*** Data supplied Section Begins ***
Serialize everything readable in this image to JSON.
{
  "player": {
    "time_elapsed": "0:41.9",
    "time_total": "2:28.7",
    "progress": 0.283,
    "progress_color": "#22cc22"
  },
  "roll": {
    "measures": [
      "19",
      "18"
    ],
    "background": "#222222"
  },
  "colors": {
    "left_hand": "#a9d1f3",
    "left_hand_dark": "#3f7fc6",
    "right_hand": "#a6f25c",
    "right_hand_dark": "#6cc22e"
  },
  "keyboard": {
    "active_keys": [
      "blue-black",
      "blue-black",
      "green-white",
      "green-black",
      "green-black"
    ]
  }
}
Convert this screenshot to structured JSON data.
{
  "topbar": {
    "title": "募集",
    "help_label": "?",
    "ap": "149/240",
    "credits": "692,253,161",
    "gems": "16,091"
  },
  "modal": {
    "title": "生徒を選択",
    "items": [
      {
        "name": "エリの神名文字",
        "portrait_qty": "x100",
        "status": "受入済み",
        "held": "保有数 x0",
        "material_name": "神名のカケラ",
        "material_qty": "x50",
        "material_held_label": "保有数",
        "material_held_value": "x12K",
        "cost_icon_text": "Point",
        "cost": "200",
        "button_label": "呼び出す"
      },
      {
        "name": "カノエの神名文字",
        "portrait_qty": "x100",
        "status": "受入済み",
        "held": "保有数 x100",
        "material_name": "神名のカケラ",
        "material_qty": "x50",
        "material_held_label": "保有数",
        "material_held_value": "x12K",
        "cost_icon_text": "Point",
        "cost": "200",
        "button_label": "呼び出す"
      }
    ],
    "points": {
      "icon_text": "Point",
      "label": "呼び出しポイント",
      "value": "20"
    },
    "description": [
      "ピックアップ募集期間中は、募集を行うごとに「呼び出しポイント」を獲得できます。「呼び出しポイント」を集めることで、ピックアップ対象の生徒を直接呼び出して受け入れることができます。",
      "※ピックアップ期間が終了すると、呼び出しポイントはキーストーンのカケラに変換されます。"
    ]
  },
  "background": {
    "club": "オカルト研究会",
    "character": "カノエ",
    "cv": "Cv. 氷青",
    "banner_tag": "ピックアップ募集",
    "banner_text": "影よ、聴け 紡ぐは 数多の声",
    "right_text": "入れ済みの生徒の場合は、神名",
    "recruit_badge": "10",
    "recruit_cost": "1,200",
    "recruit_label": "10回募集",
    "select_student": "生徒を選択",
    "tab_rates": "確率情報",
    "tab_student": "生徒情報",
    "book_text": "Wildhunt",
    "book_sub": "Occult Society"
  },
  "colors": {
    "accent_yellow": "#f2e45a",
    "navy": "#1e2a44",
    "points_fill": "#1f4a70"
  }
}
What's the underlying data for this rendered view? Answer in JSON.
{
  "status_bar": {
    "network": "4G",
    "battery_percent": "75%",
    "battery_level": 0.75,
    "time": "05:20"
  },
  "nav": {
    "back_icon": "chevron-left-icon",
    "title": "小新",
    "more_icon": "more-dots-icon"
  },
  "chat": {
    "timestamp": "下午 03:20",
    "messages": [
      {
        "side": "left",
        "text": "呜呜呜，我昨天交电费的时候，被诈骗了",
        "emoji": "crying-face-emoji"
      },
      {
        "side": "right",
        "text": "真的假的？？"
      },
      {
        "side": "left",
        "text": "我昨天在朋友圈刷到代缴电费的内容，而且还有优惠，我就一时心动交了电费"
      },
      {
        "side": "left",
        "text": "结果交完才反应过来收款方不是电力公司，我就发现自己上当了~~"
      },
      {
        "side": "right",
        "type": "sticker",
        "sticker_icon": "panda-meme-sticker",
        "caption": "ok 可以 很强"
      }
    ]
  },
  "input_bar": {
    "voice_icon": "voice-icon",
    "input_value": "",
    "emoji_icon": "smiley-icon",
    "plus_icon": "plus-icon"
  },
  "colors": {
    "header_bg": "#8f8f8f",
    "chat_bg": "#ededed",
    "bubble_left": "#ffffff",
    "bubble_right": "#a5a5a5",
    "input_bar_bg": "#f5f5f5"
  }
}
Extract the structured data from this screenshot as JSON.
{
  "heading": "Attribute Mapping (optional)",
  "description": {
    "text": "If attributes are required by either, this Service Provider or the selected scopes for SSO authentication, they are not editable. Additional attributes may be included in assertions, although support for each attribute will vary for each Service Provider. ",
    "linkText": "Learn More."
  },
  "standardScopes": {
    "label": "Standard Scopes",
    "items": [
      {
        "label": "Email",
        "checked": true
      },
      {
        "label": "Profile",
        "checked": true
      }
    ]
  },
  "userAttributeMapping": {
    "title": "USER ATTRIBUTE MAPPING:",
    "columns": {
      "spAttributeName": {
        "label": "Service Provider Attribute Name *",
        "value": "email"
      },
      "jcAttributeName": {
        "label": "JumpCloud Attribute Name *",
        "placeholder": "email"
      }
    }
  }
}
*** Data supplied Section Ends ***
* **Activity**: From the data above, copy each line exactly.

* **Exercise solution**:
Serialize everything readable in this image to JSON.
{
  "player": {
    "time_elapsed": "0:41.9",
    "time_total": "2:28.7",
    "progress": 0.283,
    "progress_color": "#22cc22"
  },
  "roll": {
    "measures": [
      "19",
      "18"
    ],
    "background": "#222222"
  },
  "colors": {
    "left_hand": "#a9d1f3",
    "left_hand_dark": "#3f7fc6",
    "right_hand": "#a6f25c",
    "right_hand_dark": "#6cc22e"
  },
  "keyboard": {
    "active_keys": [
      "blue-black",
      "blue-black",
      "green-white",
      "green-black",
      "green-black"
    ]
  }
}
Convert this screenshot to structured JSON data.
{
  "topbar": {
    "title": "募集",
    "help_label": "?",
    "ap": "149/240",
    "credits": "692,253,161",
    "gems": "16,091"
  },
  "modal": {
    "title": "生徒を選択",
    "items": [
      {
        "name": "エリの神名文字",
        "portrait_qty": "x100",
        "status": "受入済み",
        "held": "保有数 x0",
        "material_name": "神名のカケラ",
        "material_qty": "x50",
        "material_held_label": "保有数",
        "material_held_value": "x12K",
        "cost_icon_text": "Point",
        "cost": "200",
        "button_label": "呼び出す"
      },
      {
        "name": "カノエの神名文字",
        "portrait_qty": "x100",
        "status": "受入済み",
        "held": "保有数 x100",
        "material_name": "神名のカケラ",
        "material_qty": "x50",
        "material_held_label": "保有数",
        "material_held_value": "x12K",
        "cost_icon_text": "Point",
        "cost": "200",
        "button_label": "呼び出す"
      }
    ],
    "points": {
      "icon_text": "Point",
      "label": "呼び出しポイント",
      "value": "20"
    },
    "description": [
      "ピックアップ募集期間中は、募集を行うごとに「呼び出しポイント」を獲得できます。「呼び出しポイント」を集めることで、ピックアップ対象の生徒を直接呼び出して受け入れることができます。",
      "※ピックアップ期間が終了すると、呼び出しポイントはキーストーンのカケラに変換されます。"
    ]
  },
  "background": {
    "club": "オカルト研究会",
    "character": "カノエ",
    "cv": "Cv. 氷青",
    "banner_tag": "ピックアップ募集",
    "banner_text": "影よ、聴け 紡ぐは 数多の声",
    "right_text": "入れ済みの生徒の場合は、神名",
    "recruit_badge": "10",
    "recruit_cost": "1,200",
    "recruit_label": "10回募集",
    "select_student": "生徒を選択",
    "tab_rates": "確率情報",
    "tab_student": "生徒情報",
    "book_text": "Wildhunt",
    "book_sub": "Occult Society"
  },
  "colors": {
    "accent_yellow": "#f2e45a",
    "navy": "#1e2a44",
    "points_fill": "#1f4a70"
  }
}
What's the underlying data for this rendered view? Answer in JSON.
{
  "status_bar": {
    "network": "4G",
    "battery_percent": "75%",
    "battery_level": 0.75,
    "time": "05:20"
  },
  "nav": {
    "back_icon": "chevron-left-icon",
    "title": "小新",
    "more_icon": "more-dots-icon"
  },
  "chat": {
    "timestamp": "下午 03:20",
    "messages": [
      {
        "side": "left",
        "text": "呜呜呜，我昨天交电费的时候，被诈骗了",
        "emoji": "crying-face-emoji"
      },
      {
        "side": "right",
        "text": "真的假的？？"
      },
      {
        "side": "left",
        "text": "我昨天在朋友圈刷到代缴电费的内容，而且还有优惠，我就一时心动交了电费"
      },
      {
        "side": "left",
        "text": "结果交完才反应过来收款方不是电力公司，我就发现自己上当了~~"
      },
      {
        "side": "right",
        "type": "sticker",
        "sticker_icon": "panda-meme-sticker",
        "caption": "ok 可以 很强"
      }
    ]
  },
  "input_bar": {
    "voice_icon": "voice-icon",
    "input_value": "",
    "emoji_icon": "smiley-icon",
    "plus_icon": "plus-icon"
  },
  "colors": {
    "header_bg": "#8f8f8f",
    "chat_bg": "#ededed",
    "bubble_left": "#ffffff",
    "bubble_right": "#a5a5a5",
    "input_bar_bg": "#f5f5f5"
  }
}
Extract the structured data from this screenshot as JSON.
{
  "heading": "Attribute Mapping (optional)",
  "description": {
    "text": "If attributes are required by either, this Service Provider or the selected scopes for SSO authentication, they are not editable. Additional attributes may be included in assertions, although support for each attribute will vary for each Service Provider. ",
    "linkText": "Learn More."
  },
  "standardScopes": {
    "label": "Standard Scopes",
    "items": [
      {
        "label": "Email",
        "checked": true
      },
      {
        "label": "Profile",
        "checked": true
      }
    ]
  },
  "userAttributeMapping": {
    "title": "USER ATTRIBUTE MAPPING:",
    "columns": {
      "spAttributeName": {
        "label": "Service Provider Attribute Name *",
        "value": "email"
      },
      "jcAttributeName": {
        "label": "JumpCloud Attribute Name *",
        "placeholder": "email"
      }
    }
  }
}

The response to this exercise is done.